, members of his own family told him that a scene in his first novel,
The Golden Bowl
, was “pure filth,” which has always struck me as an interesting juxtaposition. For many years, people of northwestern Iowa and southwestern Minnesota referred to him as “that guy who writes dirty books.” But
, his fourteenth book, published twenty years after
The Golden Bowl
, is the first that can be properly called sexually explicit. It introduces discussion and description of rear-entry sex, masturbation, rape, child rape, genital mutilation, pleasurable consensual intercourse, and abundant admiration of the size of characters’ genitals—all without gutter language (the male organ is consistently mythologized under the term “phallus”). I bring all this up primarily because there are some persons in our culture who still regard this subject as taboo. But it is absolutely vital to the central concerns of the book, which include the dangers of war (including sexual violence), the hypocrisy that accompanies some common religious posturing, the sexual frustrations inherent in loveless marriages, the intensity of desire under extreme duress, the differences of sexual practices in different cultures, and the problems of miscegenation taboos.
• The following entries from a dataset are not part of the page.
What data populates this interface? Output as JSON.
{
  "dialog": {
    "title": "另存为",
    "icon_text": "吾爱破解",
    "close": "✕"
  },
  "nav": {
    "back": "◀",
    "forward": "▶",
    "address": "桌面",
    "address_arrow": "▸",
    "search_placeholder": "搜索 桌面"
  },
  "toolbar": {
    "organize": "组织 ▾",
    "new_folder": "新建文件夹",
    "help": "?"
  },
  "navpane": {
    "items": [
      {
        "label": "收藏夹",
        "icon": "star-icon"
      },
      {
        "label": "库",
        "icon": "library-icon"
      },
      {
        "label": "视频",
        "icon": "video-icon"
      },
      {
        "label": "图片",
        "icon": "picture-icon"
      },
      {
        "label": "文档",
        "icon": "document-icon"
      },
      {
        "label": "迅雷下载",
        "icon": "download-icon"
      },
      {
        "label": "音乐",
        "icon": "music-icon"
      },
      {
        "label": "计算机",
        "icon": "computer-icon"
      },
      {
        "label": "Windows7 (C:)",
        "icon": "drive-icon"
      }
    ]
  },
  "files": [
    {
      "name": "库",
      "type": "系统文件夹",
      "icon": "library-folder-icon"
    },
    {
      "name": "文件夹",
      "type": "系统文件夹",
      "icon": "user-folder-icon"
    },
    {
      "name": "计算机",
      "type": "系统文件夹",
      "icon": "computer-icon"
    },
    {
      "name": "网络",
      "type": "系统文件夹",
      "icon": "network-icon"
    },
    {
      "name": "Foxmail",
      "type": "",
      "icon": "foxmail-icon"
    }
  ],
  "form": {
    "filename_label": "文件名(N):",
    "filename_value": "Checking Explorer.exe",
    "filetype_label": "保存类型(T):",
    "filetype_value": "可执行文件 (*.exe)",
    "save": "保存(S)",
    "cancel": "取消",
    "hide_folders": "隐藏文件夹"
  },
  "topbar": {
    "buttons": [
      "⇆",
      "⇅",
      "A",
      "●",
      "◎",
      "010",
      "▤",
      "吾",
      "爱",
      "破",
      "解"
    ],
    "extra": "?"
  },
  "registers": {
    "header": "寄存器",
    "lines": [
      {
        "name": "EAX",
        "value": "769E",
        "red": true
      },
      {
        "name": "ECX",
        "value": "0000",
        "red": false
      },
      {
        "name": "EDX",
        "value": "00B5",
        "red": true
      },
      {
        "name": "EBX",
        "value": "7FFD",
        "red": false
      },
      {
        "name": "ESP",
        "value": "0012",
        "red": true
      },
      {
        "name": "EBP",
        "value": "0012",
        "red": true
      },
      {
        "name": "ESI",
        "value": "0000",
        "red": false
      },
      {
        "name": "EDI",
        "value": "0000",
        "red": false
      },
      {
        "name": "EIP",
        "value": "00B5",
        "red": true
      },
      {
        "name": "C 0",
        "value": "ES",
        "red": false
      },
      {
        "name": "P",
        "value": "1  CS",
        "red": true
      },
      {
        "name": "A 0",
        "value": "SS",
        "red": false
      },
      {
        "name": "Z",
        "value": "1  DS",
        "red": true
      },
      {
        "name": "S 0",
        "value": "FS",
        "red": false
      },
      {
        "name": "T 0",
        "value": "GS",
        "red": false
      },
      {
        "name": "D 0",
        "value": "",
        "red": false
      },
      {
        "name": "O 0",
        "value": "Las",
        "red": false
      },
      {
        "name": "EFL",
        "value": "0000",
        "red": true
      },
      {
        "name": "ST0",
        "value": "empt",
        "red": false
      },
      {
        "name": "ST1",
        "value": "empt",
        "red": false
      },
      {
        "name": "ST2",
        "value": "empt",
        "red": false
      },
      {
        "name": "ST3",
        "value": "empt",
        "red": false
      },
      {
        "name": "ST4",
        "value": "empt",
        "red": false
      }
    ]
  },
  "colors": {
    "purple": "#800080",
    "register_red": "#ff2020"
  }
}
Let us grant the author his central premise: that a woman kidnapped, raped, and forced to witness sexual atrocities during a war and who is starved for love might become deeply infatuated with her rescuer, a member of the enemy culture, leading to all sorts of difficulties for both of them. It is laughable to think that such a story could be told without dealing frankly with the matters mentioned in the list above. It is almost inconceivable that it could be told without frank language, unless by resorting to clinical terminology divorced from human feeling.
Lady Chatterley’s Lover
was first published in Europe in 1928. After a celebrated court case, it was allowed to be published in the United States in 1959.
originally appeared five years later. I contend that no one ought to be shocked by it. For the most part, reviews published at the time praised the book without objection. I would not hesitate to recommend it to high school students if they had any desire to read it for its other content. The problems
raises have not disappeared from the worldwide stage, and its historical significance is inestimable.
I have been sorely tempted to go on and on here about why I think that in spite of its occasional clumsiness this novel is important to our understanding of Minnesota history and American history. I am continually fascinated by its use of language (always a rewarding subject in Manfred’s books), and I have steadfastly resisted inflicting my take on the book’s theology. Most of all, in this introduction I have decided to forego discussing the issues of miscegenation raised by the book, as this topic demands in-depth scholarly analysis. However, I do want to urge you to consider those matters as you read the novel.